▸ Task description: Check every line of the entries below for the word "JSON", and copy the ones that have it.

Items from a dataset
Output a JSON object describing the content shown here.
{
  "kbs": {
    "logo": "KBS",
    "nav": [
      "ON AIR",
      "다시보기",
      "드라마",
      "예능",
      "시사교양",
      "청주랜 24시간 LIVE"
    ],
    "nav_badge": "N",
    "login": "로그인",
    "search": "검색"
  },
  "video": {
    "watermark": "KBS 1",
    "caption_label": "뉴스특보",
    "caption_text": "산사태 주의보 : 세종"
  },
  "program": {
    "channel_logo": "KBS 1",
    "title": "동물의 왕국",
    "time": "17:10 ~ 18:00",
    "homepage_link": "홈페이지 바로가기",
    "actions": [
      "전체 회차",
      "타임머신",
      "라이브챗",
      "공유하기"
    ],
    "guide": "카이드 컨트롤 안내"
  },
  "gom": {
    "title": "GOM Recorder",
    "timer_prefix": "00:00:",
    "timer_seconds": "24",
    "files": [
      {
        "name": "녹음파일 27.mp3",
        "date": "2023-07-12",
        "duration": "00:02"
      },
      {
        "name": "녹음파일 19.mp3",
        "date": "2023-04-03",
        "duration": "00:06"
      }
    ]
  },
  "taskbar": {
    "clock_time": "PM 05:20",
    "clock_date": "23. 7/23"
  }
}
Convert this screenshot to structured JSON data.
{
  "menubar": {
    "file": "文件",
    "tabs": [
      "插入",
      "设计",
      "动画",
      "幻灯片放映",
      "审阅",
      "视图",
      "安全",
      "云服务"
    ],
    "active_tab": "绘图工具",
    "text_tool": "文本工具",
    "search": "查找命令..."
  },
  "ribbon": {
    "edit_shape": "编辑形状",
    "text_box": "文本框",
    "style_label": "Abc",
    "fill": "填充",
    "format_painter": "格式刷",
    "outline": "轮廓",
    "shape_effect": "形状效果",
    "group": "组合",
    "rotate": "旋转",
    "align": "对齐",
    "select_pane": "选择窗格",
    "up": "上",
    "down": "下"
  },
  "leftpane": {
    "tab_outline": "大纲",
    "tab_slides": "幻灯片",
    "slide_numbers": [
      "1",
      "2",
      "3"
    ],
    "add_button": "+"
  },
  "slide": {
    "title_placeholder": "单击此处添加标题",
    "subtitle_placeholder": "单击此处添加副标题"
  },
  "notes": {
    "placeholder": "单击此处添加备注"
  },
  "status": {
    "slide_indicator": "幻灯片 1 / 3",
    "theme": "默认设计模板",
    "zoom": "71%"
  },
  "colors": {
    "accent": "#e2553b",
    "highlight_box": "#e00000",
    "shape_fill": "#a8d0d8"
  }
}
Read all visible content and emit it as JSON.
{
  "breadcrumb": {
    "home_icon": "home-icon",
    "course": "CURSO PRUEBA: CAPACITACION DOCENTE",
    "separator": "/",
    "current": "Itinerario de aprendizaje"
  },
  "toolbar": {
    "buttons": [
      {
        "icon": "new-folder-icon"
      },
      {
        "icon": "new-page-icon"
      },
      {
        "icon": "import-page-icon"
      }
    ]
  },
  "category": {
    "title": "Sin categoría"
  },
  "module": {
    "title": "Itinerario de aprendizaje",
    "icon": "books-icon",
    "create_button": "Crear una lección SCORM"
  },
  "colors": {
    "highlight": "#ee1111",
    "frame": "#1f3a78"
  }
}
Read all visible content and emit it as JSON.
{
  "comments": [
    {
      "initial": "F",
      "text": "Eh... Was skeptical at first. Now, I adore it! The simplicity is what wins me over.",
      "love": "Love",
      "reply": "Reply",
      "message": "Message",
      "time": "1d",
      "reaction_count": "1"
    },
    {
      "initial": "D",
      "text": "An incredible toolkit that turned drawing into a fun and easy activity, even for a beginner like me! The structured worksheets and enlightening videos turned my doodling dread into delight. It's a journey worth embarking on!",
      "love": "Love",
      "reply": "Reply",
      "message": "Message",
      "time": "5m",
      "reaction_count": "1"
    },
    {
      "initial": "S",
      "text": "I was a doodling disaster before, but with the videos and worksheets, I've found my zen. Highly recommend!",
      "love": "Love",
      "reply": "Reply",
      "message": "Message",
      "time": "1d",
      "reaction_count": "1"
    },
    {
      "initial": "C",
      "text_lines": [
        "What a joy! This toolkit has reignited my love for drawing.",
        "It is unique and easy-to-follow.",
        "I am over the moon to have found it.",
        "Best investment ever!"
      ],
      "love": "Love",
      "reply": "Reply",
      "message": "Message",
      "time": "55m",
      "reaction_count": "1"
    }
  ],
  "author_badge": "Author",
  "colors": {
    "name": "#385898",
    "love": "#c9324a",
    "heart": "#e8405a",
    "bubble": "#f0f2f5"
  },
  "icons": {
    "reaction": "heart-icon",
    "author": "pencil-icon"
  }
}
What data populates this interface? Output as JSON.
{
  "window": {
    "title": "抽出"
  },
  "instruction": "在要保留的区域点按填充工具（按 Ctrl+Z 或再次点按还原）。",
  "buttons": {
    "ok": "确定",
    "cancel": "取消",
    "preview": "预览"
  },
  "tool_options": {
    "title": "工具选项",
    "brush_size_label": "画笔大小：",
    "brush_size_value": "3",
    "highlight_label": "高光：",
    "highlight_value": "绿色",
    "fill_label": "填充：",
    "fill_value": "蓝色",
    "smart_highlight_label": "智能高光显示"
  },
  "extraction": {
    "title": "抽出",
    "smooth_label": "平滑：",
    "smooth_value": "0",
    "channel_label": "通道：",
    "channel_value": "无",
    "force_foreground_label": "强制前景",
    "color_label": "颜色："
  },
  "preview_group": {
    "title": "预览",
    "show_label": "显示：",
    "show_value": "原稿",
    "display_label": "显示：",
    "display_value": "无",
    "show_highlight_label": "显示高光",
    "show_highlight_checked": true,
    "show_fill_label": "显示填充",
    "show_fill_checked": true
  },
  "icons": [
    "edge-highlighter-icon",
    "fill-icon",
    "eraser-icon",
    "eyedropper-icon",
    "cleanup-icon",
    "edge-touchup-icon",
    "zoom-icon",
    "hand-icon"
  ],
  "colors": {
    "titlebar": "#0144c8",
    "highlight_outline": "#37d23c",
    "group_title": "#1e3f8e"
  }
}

▸ Task solution:
Output a JSON object describing the content shown here.
Convert this screenshot to structured JSON data.
Read all visible content and emit it as JSON.
Read all visible content and emit it as JSON.
What data populates this interface? Output as JSON.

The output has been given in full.